* _What to work on_: What lines of the data below hold the string "JSON"? Copy each one.

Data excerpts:

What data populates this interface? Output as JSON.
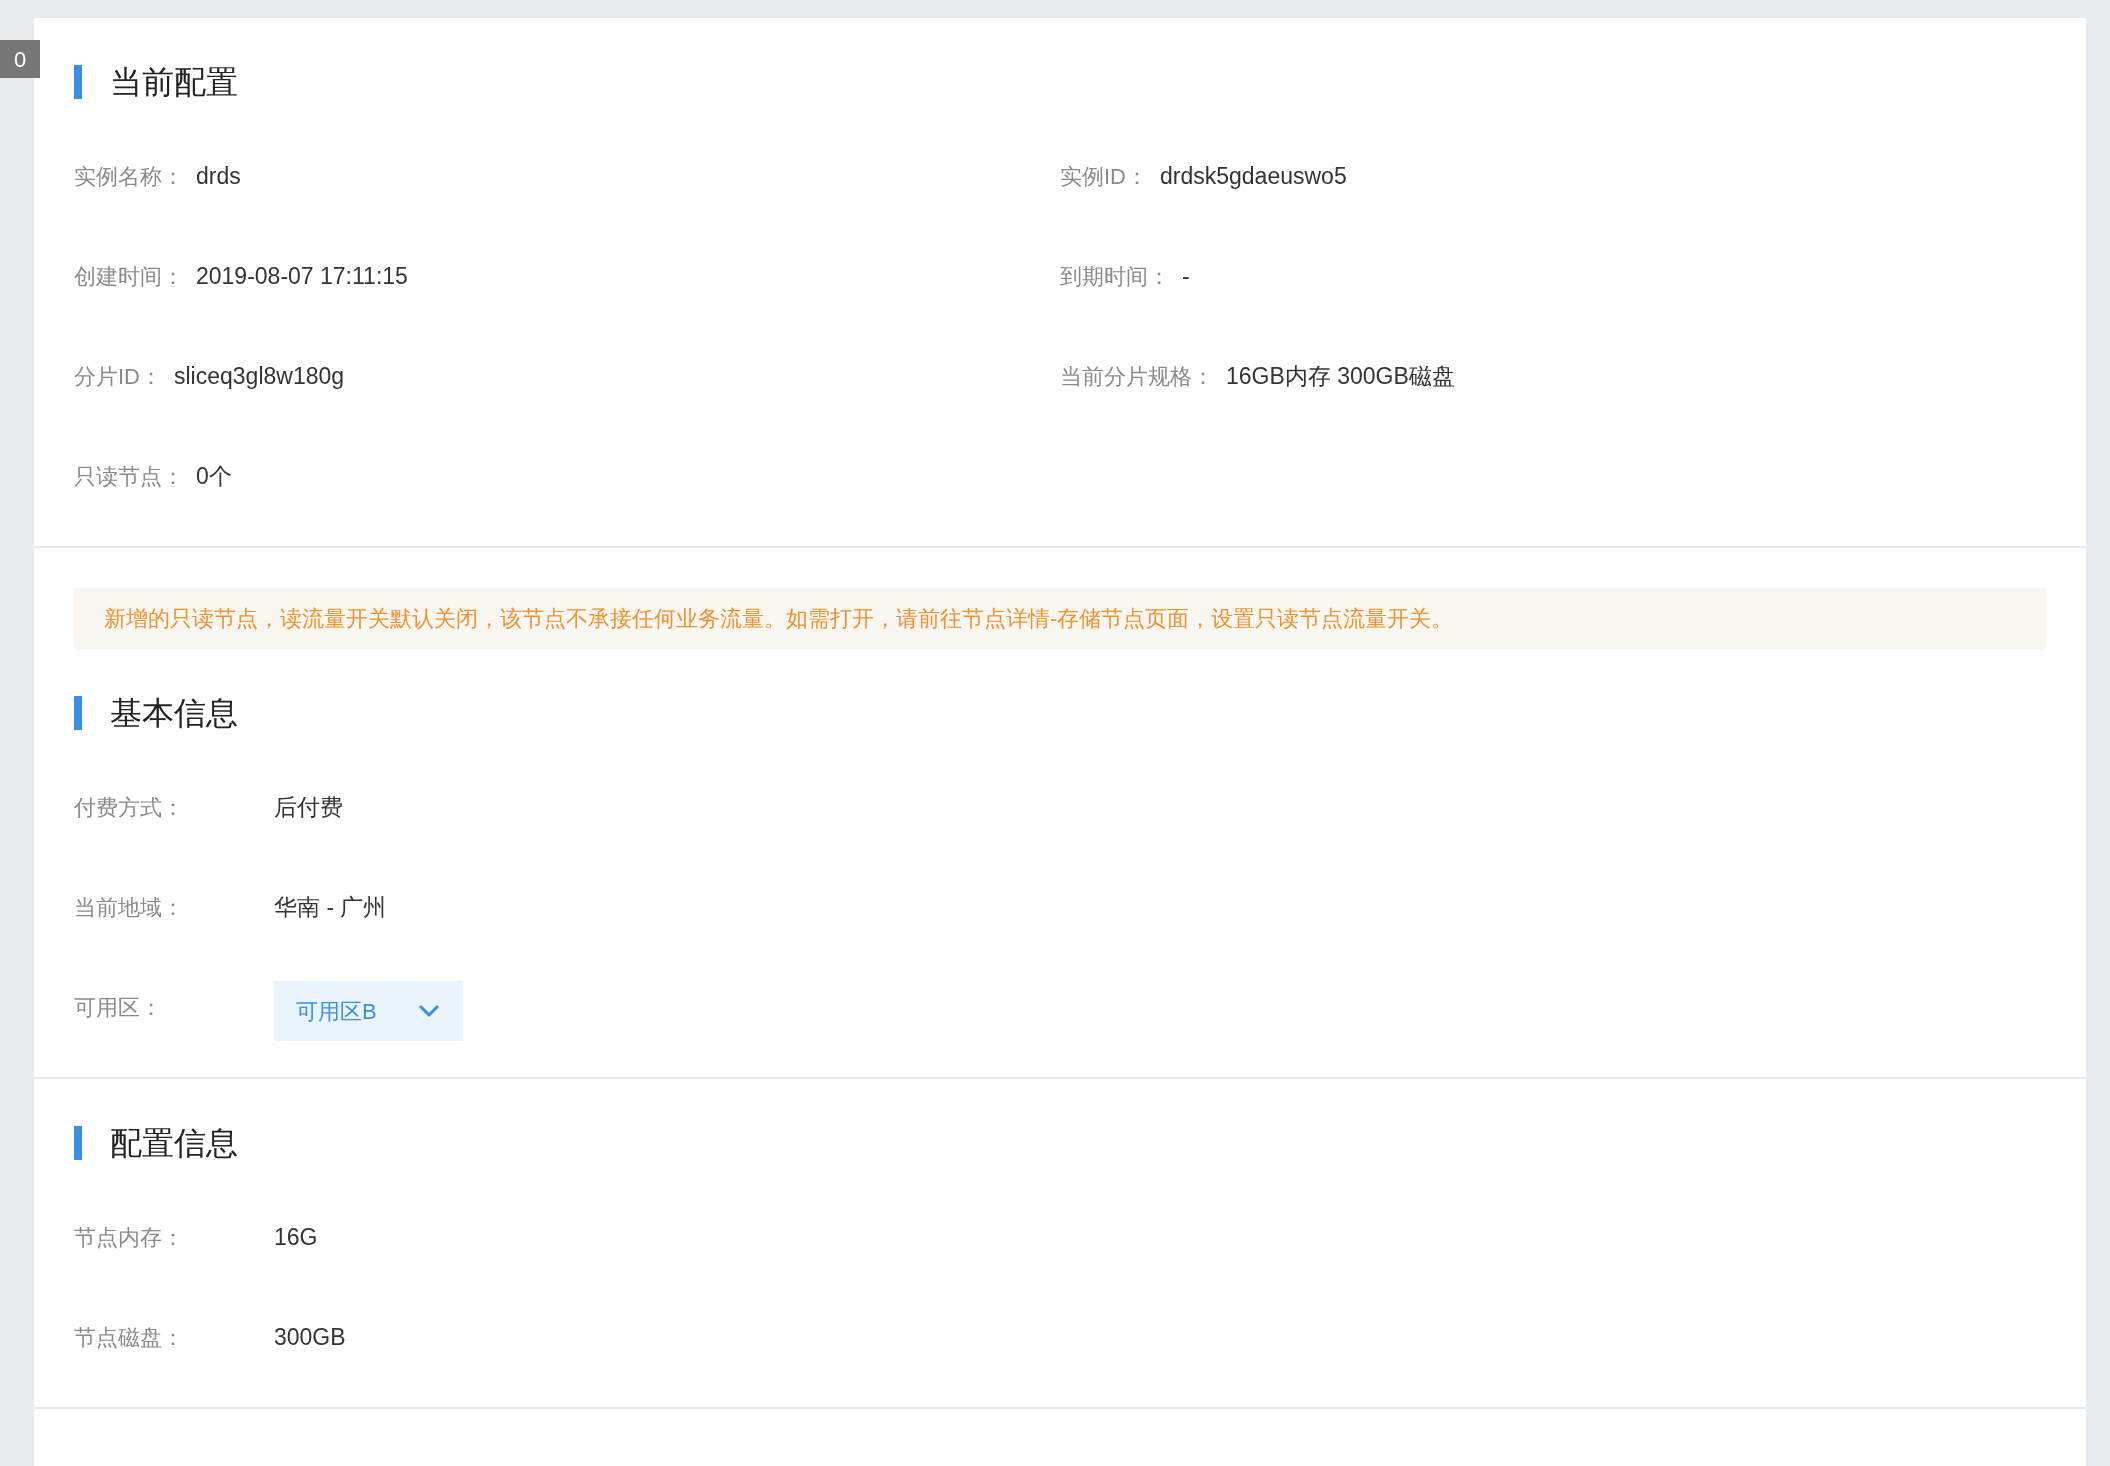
{
  "badge": "0",
  "sections": [
    {
      "title": "当前配置",
      "kind": "grid",
      "rows": [
        {
          "label": "实例名称：",
          "value": "drds"
        },
        {
          "label": "实例ID：",
          "value": "drdsk5gdaeuswo5"
        },
        {
          "label": "创建时间：",
          "value": "2019-08-07 17:11:15"
        },
        {
          "label": "到期时间：",
          "value": "-"
        },
        {
          "label": "分片ID：",
          "value": "sliceq3gl8w180g"
        },
        {
          "label": "当前分片规格：",
          "value": "16GB内存 300GB磁盘"
        },
        {
          "label": "只读节点：",
          "value": "0个"
        }
      ]
    },
    {
      "notice": "新增的只读节点，读流量开关默认关闭，该节点不承接任何业务流量。如需打开，请前往节点详情-存储节点页面，设置只读节点流量开关。",
      "title": "基本信息",
      "kind": "list",
      "rows": [
        {
          "label": "付费方式：",
          "value": "后付费",
          "kind": "text"
        },
        {
          "label": "当前地域：",
          "value": "华南 - 广州",
          "kind": "text"
        },
        {
          "label": "可用区：",
          "value": "可用区B",
          "kind": "select"
        }
      ]
    },
    {
      "title": "配置信息",
      "kind": "list",
      "rows": [
        {
          "label": "节点内存：",
          "value": "16G",
          "kind": "text"
        },
        {
          "label": "节点磁盘：",
          "value": "300GB",
          "kind": "text"
        }
      ]
    }
  ]
}
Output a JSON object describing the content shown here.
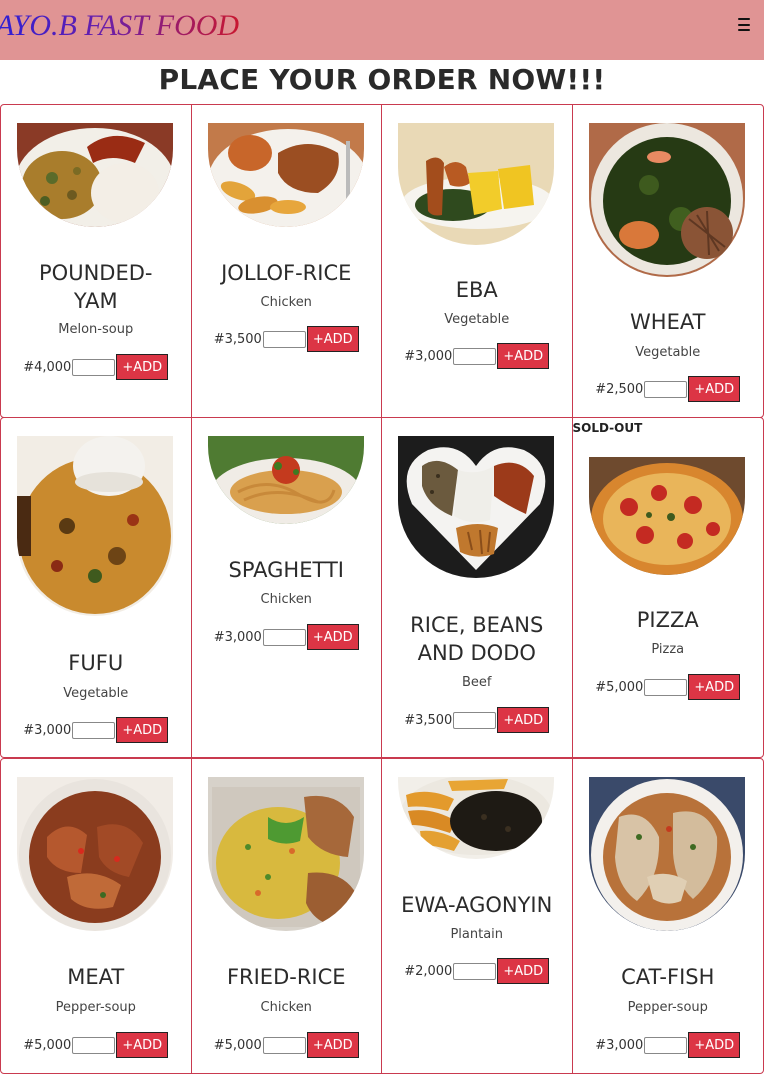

* _Answer to the problem_:
What data populates this interface? Output as JSON.
Output a JSON object describing the content shown here.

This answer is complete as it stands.